YOUR GOAL: Each record is to be given again without alteration.

[[ MATERIALS PROVIDED open ]]

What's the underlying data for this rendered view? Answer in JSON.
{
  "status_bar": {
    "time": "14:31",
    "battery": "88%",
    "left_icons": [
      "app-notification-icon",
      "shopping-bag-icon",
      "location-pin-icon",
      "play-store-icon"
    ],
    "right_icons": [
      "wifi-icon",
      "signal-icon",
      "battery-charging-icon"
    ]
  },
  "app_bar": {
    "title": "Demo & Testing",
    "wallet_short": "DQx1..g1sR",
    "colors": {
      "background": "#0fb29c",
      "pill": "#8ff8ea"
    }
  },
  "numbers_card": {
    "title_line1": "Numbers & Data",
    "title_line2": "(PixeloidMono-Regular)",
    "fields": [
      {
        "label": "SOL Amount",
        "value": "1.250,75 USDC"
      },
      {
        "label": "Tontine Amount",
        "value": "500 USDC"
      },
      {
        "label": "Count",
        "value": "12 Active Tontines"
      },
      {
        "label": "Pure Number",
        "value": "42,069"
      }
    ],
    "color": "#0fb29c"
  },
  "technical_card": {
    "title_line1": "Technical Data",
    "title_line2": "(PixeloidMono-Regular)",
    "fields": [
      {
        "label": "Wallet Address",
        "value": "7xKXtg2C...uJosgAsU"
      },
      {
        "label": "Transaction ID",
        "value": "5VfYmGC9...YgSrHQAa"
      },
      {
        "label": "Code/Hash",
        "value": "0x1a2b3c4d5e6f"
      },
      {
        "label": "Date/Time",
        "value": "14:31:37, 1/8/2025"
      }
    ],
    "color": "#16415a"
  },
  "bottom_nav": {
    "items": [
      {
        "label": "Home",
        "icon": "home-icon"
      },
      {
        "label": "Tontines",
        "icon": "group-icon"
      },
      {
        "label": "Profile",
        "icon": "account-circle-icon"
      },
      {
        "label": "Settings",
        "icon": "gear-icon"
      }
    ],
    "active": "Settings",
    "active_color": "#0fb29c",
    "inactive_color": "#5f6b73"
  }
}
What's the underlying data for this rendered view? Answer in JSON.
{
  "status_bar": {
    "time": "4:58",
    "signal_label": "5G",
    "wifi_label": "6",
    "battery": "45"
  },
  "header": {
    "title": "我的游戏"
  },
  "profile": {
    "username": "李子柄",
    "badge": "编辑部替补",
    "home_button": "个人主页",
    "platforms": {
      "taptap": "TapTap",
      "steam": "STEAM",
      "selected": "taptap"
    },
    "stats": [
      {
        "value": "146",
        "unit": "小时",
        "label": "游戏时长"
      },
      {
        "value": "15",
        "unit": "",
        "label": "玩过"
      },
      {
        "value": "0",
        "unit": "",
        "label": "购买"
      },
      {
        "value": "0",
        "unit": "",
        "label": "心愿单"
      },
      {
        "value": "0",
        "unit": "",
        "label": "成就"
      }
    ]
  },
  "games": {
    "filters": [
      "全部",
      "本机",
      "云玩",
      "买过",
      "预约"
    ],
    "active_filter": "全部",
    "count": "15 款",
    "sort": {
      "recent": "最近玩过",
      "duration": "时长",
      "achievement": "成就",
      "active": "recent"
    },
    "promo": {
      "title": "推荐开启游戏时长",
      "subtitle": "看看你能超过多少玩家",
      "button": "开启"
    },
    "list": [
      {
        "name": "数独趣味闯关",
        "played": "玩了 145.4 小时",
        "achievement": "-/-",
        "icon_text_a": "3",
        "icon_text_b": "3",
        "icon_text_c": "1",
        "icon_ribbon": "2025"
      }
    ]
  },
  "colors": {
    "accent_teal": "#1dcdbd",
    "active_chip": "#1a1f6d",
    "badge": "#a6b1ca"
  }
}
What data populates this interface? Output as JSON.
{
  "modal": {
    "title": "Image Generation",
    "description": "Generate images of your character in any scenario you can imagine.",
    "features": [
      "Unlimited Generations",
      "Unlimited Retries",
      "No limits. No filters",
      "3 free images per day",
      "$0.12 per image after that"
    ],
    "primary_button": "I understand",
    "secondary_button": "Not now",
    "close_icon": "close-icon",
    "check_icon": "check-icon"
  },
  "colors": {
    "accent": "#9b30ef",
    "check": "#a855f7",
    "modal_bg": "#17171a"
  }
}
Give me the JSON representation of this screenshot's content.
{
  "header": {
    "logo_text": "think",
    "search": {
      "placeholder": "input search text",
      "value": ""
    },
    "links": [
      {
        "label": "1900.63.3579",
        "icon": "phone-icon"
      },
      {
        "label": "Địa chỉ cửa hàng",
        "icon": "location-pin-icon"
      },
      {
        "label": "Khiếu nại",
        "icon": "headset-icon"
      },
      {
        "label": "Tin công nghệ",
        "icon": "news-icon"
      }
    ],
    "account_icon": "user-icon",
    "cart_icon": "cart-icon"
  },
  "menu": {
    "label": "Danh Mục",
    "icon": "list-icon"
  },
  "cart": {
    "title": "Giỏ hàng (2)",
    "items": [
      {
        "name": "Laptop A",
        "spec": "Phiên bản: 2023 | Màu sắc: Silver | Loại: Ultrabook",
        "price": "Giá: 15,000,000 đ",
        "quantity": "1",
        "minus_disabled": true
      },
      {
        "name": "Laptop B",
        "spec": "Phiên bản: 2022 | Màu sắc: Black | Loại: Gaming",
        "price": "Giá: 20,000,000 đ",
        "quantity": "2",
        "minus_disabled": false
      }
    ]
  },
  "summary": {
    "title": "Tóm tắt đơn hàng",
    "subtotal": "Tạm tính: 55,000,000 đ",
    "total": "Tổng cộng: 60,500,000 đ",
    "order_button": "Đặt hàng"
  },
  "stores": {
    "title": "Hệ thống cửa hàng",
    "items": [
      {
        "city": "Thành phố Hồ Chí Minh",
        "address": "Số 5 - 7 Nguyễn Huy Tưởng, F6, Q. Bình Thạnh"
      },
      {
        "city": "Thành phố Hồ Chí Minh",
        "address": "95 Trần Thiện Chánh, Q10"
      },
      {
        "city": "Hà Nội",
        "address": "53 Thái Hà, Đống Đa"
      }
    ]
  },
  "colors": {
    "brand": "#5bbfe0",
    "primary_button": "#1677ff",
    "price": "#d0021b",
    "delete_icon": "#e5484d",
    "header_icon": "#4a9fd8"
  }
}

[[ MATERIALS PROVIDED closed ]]

SOLUTION:
What's the underlying data for this rendered view? Answer in JSON.
{
  "status_bar": {
    "time": "14:31",
    "battery": "88%",
    "left_icons": [
      "app-notification-icon",
      "shopping-bag-icon",
      "location-pin-icon",
      "play-store-icon"
    ],
    "right_icons": [
      "wifi-icon",
      "signal-icon",
      "battery-charging-icon"
    ]
  },
  "app_bar": {
    "title": "Demo & Testing",
    "wallet_short": "DQx1..g1sR",
    "colors": {
      "background": "#0fb29c",
      "pill": "#8ff8ea"
    }
  },
  "numbers_card": {
    "title_line1": "Numbers & Data",
    "title_line2": "(PixeloidMono-Regular)",
    "fields": [
      {
        "label": "SOL Amount",
        "value": "1.250,75 USDC"
      },
      {
        "label": "Tontine Amount",
        "value": "500 USDC"
      },
      {
        "label": "Count",
        "value": "12 Active Tontines"
      },
      {
        "label": "Pure Number",
        "value": "42,069"
      }
    ],
    "color": "#0fb29c"
  },
  "technical_card": {
    "title_line1": "Technical Data",
    "title_line2": "(PixeloidMono-Regular)",
    "fields": [
      {
        "label": "Wallet Address",
        "value": "7xKXtg2C...uJosgAsU"
      },
      {
        "label": "Transaction ID",
        "value": "5VfYmGC9...YgSrHQAa"
      },
      {
        "label": "Code/Hash",
        "value": "0x1a2b3c4d5e6f"
      },
      {
        "label": "Date/Time",
        "value": "14:31:37, 1/8/2025"
      }
    ],
    "color": "#16415a"
  },
  "bottom_nav": {
    "items": [
      {
        "label": "Home",
        "icon": "home-icon"
      },
      {
        "label": "Tontines",
        "icon": "group-icon"
      },
      {
        "label": "Profile",
        "icon": "account-circle-icon"
      },
      {
        "label": "Settings",
        "icon": "gear-icon"
      }
    ],
    "active": "Settings",
    "active_color": "#0fb29c",
    "inactive_color": "#5f6b73"
  }
}
What's the underlying data for this rendered view? Answer in JSON.
{
  "status_bar": {
    "time": "4:58",
    "signal_label": "5G",
    "wifi_label": "6",
    "battery": "45"
  },
  "header": {
    "title": "我的游戏"
  },
  "profile": {
    "username": "李子柄",
    "badge": "编辑部替补",
    "home_button": "个人主页",
    "platforms": {
      "taptap": "TapTap",
      "steam": "STEAM",
      "selected": "taptap"
    },
    "stats": [
      {
        "value": "146",
        "unit": "小时",
        "label": "游戏时长"
      },
      {
        "value": "15",
        "unit": "",
        "label": "玩过"
      },
      {
        "value": "0",
        "unit": "",
        "label": "购买"
      },
      {
        "value": "0",
        "unit": "",
        "label": "心愿单"
      },
      {
        "value": "0",
        "unit": "",
        "label": "成就"
      }
    ]
  },
  "games": {
    "filters": [
      "全部",
      "本机",
      "云玩",
      "买过",
      "预约"
    ],
    "active_filter": "全部",
    "count": "15 款",
    "sort": {
      "recent": "最近玩过",
      "duration": "时长",
      "achievement": "成就",
      "active": "recent"
    },
    "promo": {
      "title": "推荐开启游戏时长",
      "subtitle": "看看你能超过多少玩家",
      "button": "开启"
    },
    "list": [
      {
        "name": "数独趣味闯关",
        "played": "玩了 145.4 小时",
        "achievement": "-/-",
        "icon_text_a": "3",
        "icon_text_b": "3",
        "icon_text_c": "1",
        "icon_ribbon": "2025"
      }
    ]
  },
  "colors": {
    "accent_teal": "#1dcdbd",
    "active_chip": "#1a1f6d",
    "badge": "#a6b1ca"
  }
}
What data populates this interface? Output as JSON.
{
  "modal": {
    "title": "Image Generation",
    "description": "Generate images of your character in any scenario you can imagine.",
    "features": [
      "Unlimited Generations",
      "Unlimited Retries",
      "No limits. No filters",
      "3 free images per day",
      "$0.12 per image after that"
    ],
    "primary_button": "I understand",
    "secondary_button": "Not now",
    "close_icon": "close-icon",
    "check_icon": "check-icon"
  },
  "colors": {
    "accent": "#9b30ef",
    "check": "#a855f7",
    "modal_bg": "#17171a"
  }
}
Give me the JSON representation of this screenshot's content.
{
  "header": {
    "logo_text": "think",
    "search": {
      "placeholder": "input search text",
      "value": ""
    },
    "links": [
      {
        "label": "1900.63.3579",
        "icon": "phone-icon"
      },
      {
        "label": "Địa chỉ cửa hàng",
        "icon": "location-pin-icon"
      },
      {
        "label": "Khiếu nại",
        "icon": "headset-icon"
      },
      {
        "label": "Tin công nghệ",
        "icon": "news-icon"
      }
    ],
    "account_icon": "user-icon",
    "cart_icon": "cart-icon"
  },
  "menu": {
    "label": "Danh Mục",
    "icon": "list-icon"
  },
  "cart": {
    "title": "Giỏ hàng (2)",
    "items": [
      {
        "name": "Laptop A",
        "spec": "Phiên bản: 2023 | Màu sắc: Silver | Loại: Ultrabook",
        "price": "Giá: 15,000,000 đ",
        "quantity": "1",
        "minus_disabled": true
      },
      {
        "name": "Laptop B",
        "spec": "Phiên bản: 2022 | Màu sắc: Black | Loại: Gaming",
        "price": "Giá: 20,000,000 đ",
        "quantity": "2",
        "minus_disabled": false
      }
    ]
  },
  "summary": {
    "title": "Tóm tắt đơn hàng",
    "subtotal": "Tạm tính: 55,000,000 đ",
    "total": "Tổng cộng: 60,500,000 đ",
    "order_button": "Đặt hàng"
  },
  "stores": {
    "title": "Hệ thống cửa hàng",
    "items": [
      {
        "city": "Thành phố Hồ Chí Minh",
        "address": "Số 5 - 7 Nguyễn Huy Tưởng, F6, Q. Bình Thạnh"
      },
      {
        "city": "Thành phố Hồ Chí Minh",
        "address": "95 Trần Thiện Chánh, Q10"
      },
      {
        "city": "Hà Nội",
        "address": "53 Thái Hà, Đống Đa"
      }
    ]
  },
  "colors": {
    "brand": "#5bbfe0",
    "primary_button": "#1677ff",
    "price": "#d0021b",
    "delete_icon": "#e5484d",
    "header_icon": "#4a9fd8"
  }
}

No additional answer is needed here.